PLAINFIELD TOWNSHIP, Mich. (WOOD) — Tucked in a corner off of the entryway of Boulder Creek Assisted Living between Grand Rapids and Rockford, Lewis McDonald sits draped in blankets.

It’s cold and McDonald, nearly 98, has been given special permission to be outside for an interview. He’s talking about a new television he was gifted by his nephew — but it’s not the TV, exactly, that made him so happy.

“It’s probably been since this all started in March that most of us haven’t seen him,” one family member said of McDonald.

Outside of the occasional visits from his daughters, McDonald has had to remain isolated from the outside world during the pandemic. But now, with a microphone on, he is beaming with life; sharing stories, catching up and reveling in his role as the patriarch.

“What do they mean? Like everything,” McDonald said of his family. “I haven’t seen them all together for a while.”

McDonald quit being a pilot because of family. He said his wife worried one time when he arrived later than expected. He decided that if flying meant worrying the family, it would be better not do it at all.

For a major part of his young adult life, flying was family for McDonald, who fought in World War II.

“I flew for 14 missions in Germany,” McDonald said.

He joked the first time he ever flew a B-17 bomber — nicknamed the Flying Fortress — it felt like he was sitting on the front porch, flying the house.

“I had a 10-man crew and I had to make sure they got home,” he said. “The first (job was) to keep them safe and I had come second.”

After the war, he kept flying for the military. He was part of a photo operation in Greenland, turning the unchartered borders into a clear map for the U.S.

“They strip-mapped Greenland and sent the negatives, which were 12×12, that’s the size of the camera, send them back to the states and made a map out of it,” McDonald remembered. 

“It’s going full steam right now. I’ve seen pictures of it and it’s a village, a complete village. When I was over there, there was nothing just ice and Eskimos,” McDonald said about the base his map helped build.

Throughout the years, McDonald’s nephew, Brian O’Hara, says his uncle never wanted any credit for what he did in WWII, saying he was “just doing his job.”

Lewis McDonald and his nephew, Brian O’Hara. (Courtesy)

He said his uncle is a low-maintenance guy who doesn’t ask for much. That’s why O’Hara had to fight him to get a new TV. 

“He’s got this little 32-inch TV and the settings were such that it only showed about half the picture on the TV. So I kept saying, ‘You need another TV,'” O’Hara explained. 

O’Hara has always had a great relationship with his uncle.

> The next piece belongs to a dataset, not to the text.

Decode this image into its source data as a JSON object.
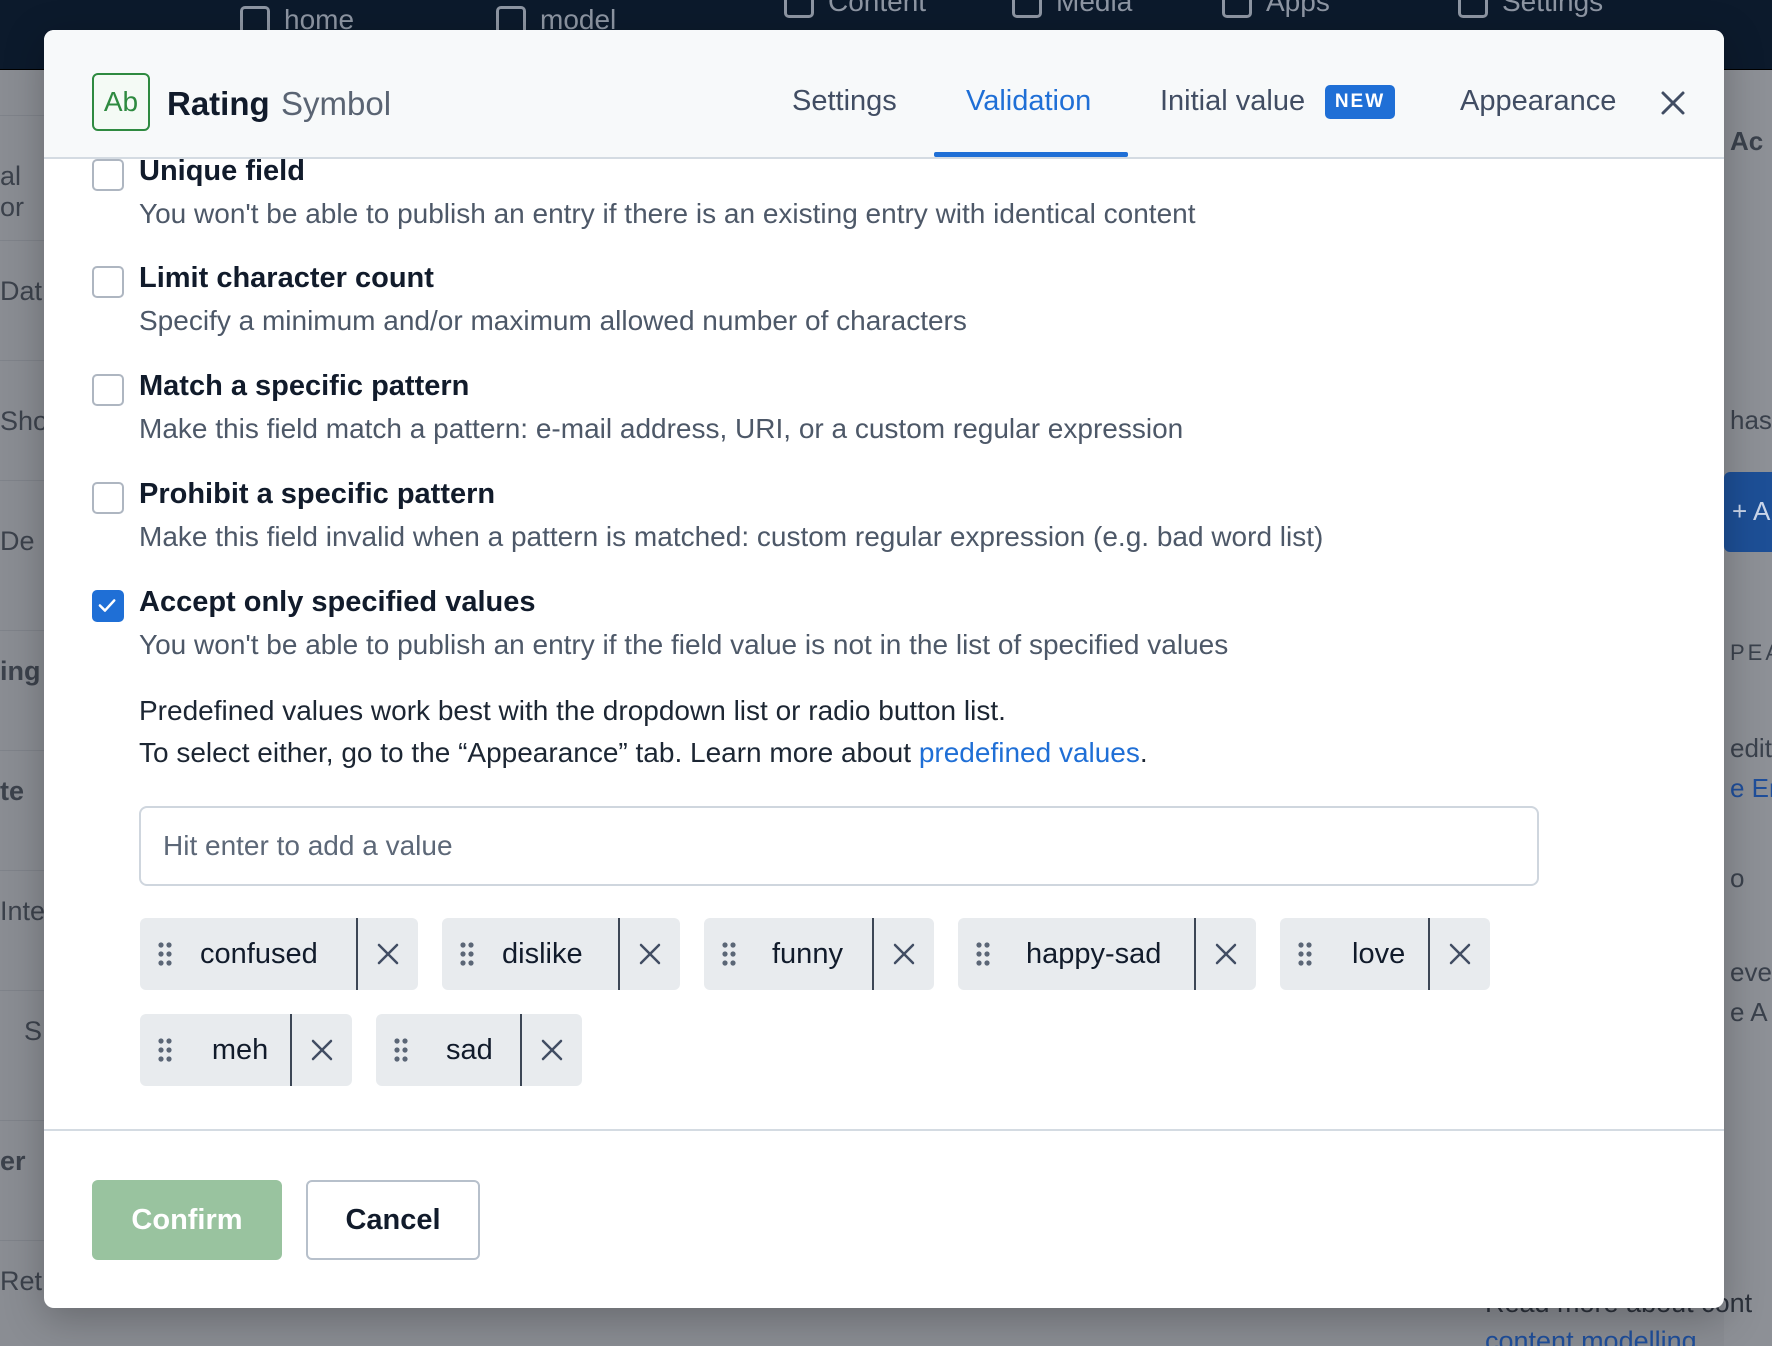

He admires his sacrifice and humor and was taught by his dad to respect the older generations.

So O’Hara went to the Best Buy in Traverse City, determined to get his uncle a new TV, despite McDonald’s objection and the fact O’Hara didn’t have a ton of money.

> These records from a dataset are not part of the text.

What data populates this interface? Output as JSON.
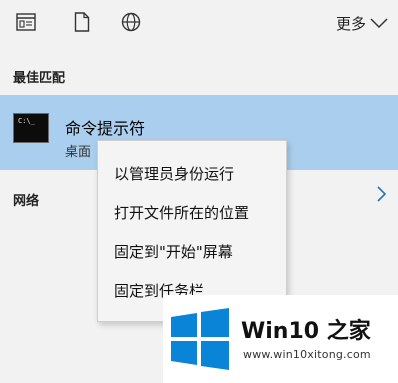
{
  "toolbar": {
    "icons": [
      "apps-filter-icon",
      "document-filter-icon",
      "web-filter-icon"
    ],
    "more_label": "更多"
  },
  "best_match": {
    "heading": "最佳匹配",
    "result": {
      "title": "命令提示符",
      "subtitle": "桌面",
      "icon_text": "C:\\_"
    }
  },
  "network": {
    "heading": "网络"
  },
  "context_menu": {
    "items": [
      "以管理员身份运行",
      "打开文件所在的位置",
      "固定到\"开始\"屏幕",
      "固定到任务栏"
    ]
  },
  "watermark": {
    "title": "Win10 之家",
    "url": "www.win10xitong.com"
  },
  "colors": {
    "selected_row": "#aacfee",
    "logo_blue": "#0a84d6",
    "accent_blue": "#1e73be"
  }
}
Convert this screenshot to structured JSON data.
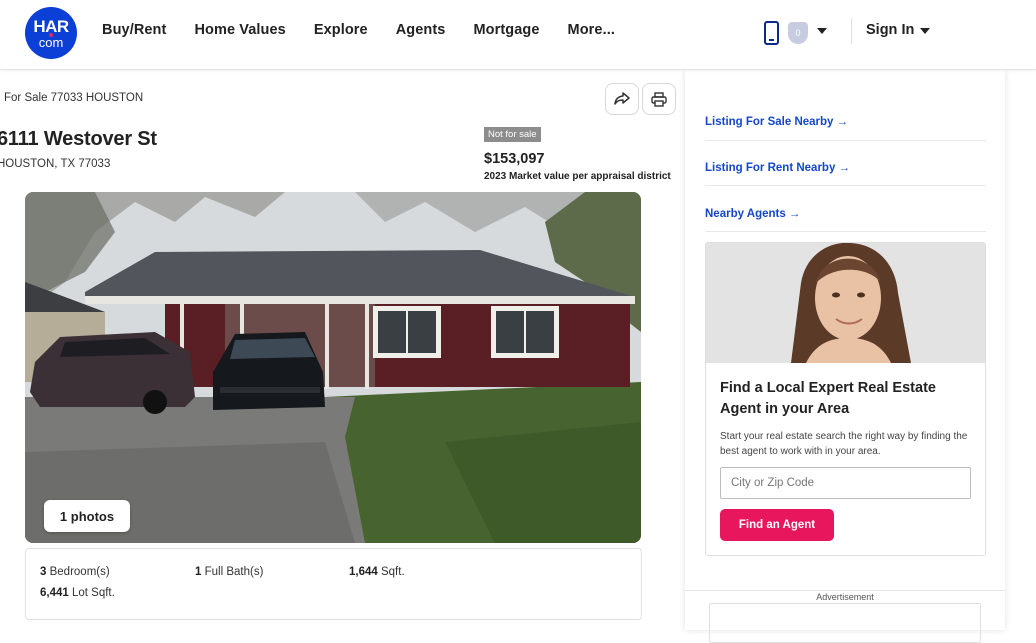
{
  "header": {
    "logo_top": "HAR",
    "logo_bottom": "com",
    "nav": [
      "Buy/Rent",
      "Home Values",
      "Explore",
      "Agents",
      "Mortgage",
      "More..."
    ],
    "notification_count": "0",
    "sign_in": "Sign In"
  },
  "listing": {
    "breadcrumb": "For Sale 77033 HOUSTON",
    "address": "6111 Westover St",
    "city_line": "HOUSTON, TX 77033",
    "status_badge": "Not for sale",
    "price": "$153,097",
    "price_note": "2023 Market value per appraisal district",
    "photos_label": "1 photos",
    "facts": {
      "bedrooms_value": "3",
      "bedrooms_label": "Bedroom(s)",
      "baths_value": "1",
      "baths_label": "Full Bath(s)",
      "sqft_value": "1,644",
      "sqft_label": "Sqft.",
      "lot_value": "6,441",
      "lot_label": "Lot Sqft."
    }
  },
  "sidebar": {
    "links": [
      "Listing For Sale Nearby →",
      "Listing For Rent Nearby →",
      "Nearby Agents →"
    ],
    "card_title": "Find a Local Expert Real Estate Agent in your Area",
    "card_text": "Start your real estate search the right way by finding the best agent to work with in your area.",
    "zip_placeholder": "City or Zip Code",
    "find_button": "Find an Agent",
    "ad_label": "Advertisement"
  },
  "colors": {
    "brand_blue": "#0b3fd6",
    "link_blue": "#1447c8",
    "accent_pink": "#e8175d"
  }
}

“I was trying to talk to salesman down another $20 on a thing. And he says, ‘Well, I can’t approve that. The manager would have to,'” O’Hara said. “The manager comes over and I tell him what I’m looking for and I tell him who it’s for and that there’s a World War II B-17 bomber pilot.”

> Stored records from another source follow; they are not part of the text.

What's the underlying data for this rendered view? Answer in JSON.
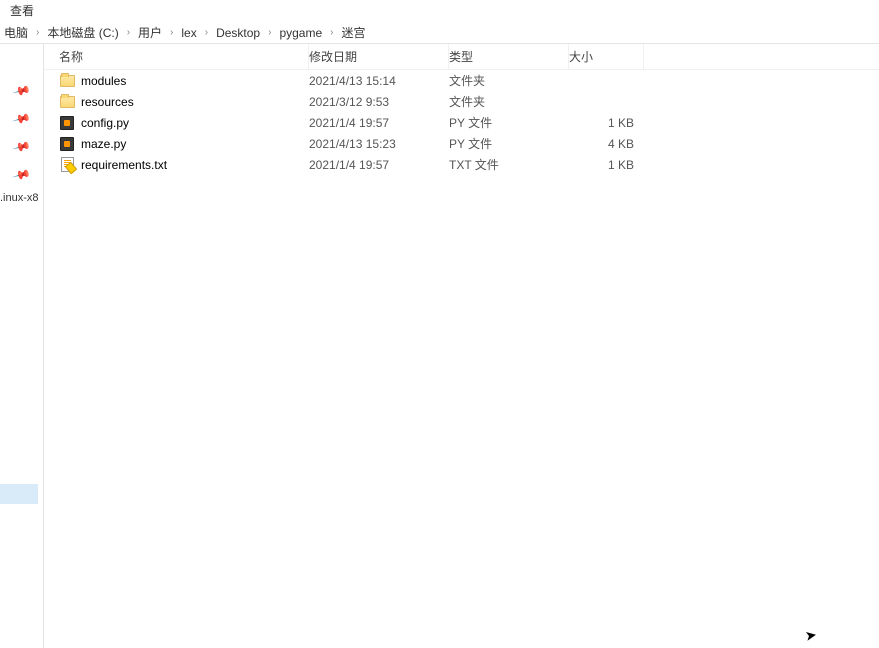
{
  "toolbar": {
    "tab_label": "查看"
  },
  "breadcrumb": [
    "电脑",
    "本地磁盘 (C:)",
    "用户",
    "lex",
    "Desktop",
    "pygame",
    "迷宫"
  ],
  "sidebar": {
    "truncated_item": ".inux-x8"
  },
  "columns": {
    "name": "名称",
    "date": "修改日期",
    "type": "类型",
    "size": "大小"
  },
  "files": [
    {
      "icon": "folder",
      "name": "modules",
      "date": "2021/4/13 15:14",
      "type": "文件夹",
      "size": ""
    },
    {
      "icon": "folder",
      "name": "resources",
      "date": "2021/3/12 9:53",
      "type": "文件夹",
      "size": ""
    },
    {
      "icon": "py",
      "name": "config.py",
      "date": "2021/1/4 19:57",
      "type": "PY 文件",
      "size": "1 KB"
    },
    {
      "icon": "py",
      "name": "maze.py",
      "date": "2021/4/13 15:23",
      "type": "PY 文件",
      "size": "4 KB"
    },
    {
      "icon": "txt",
      "name": "requirements.txt",
      "date": "2021/1/4 19:57",
      "type": "TXT 文件",
      "size": "1 KB"
    }
  ]
}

O’Hara said he could tell the manager, Tim, was interested in helping. Tim went to the back of the store and told O’Hara to find him in the front before he left. What was waiting was a 50-inch ultra-high-definition Samsung TV — for free.

“He says, ‘We’ve got to take care of our veterans and especially the World War II veterans,'” O’Hara recalled.

Tim is a veteran himself, a former Marine. He couldn’t have had any idea what his gift would grow to.

After driving the TV to the living facility and slipping the maintenance guy a $20 to set it up, O’Hara says his uncle was giddy.

“(McDonald) was like, ‘This is my baby, nobody’s taking it away from me.’ It made me very happy and it made my day,” O’Hara said. “I should be thanking him and thanking the Best Buy guy for making me feel like I have some value still on my retirement.”

Days later, there they gathered, huddled near the entryway to a living facility they haven’t been able to go to, watching their dad, uncle, grandpa and great-grandpa answer questions about service, sacrifice and a new TV.

It was the gift Tim the Best Buy manager and Marine veteran hadn’t meant to give: family, gathered together for perhaps the first and last time of 2020; smiling, laughing, and enjoying the man they love so dearly.

It’s a reminder that sometimes life’s clearest picture comes from opening our eyes to unintended gifts.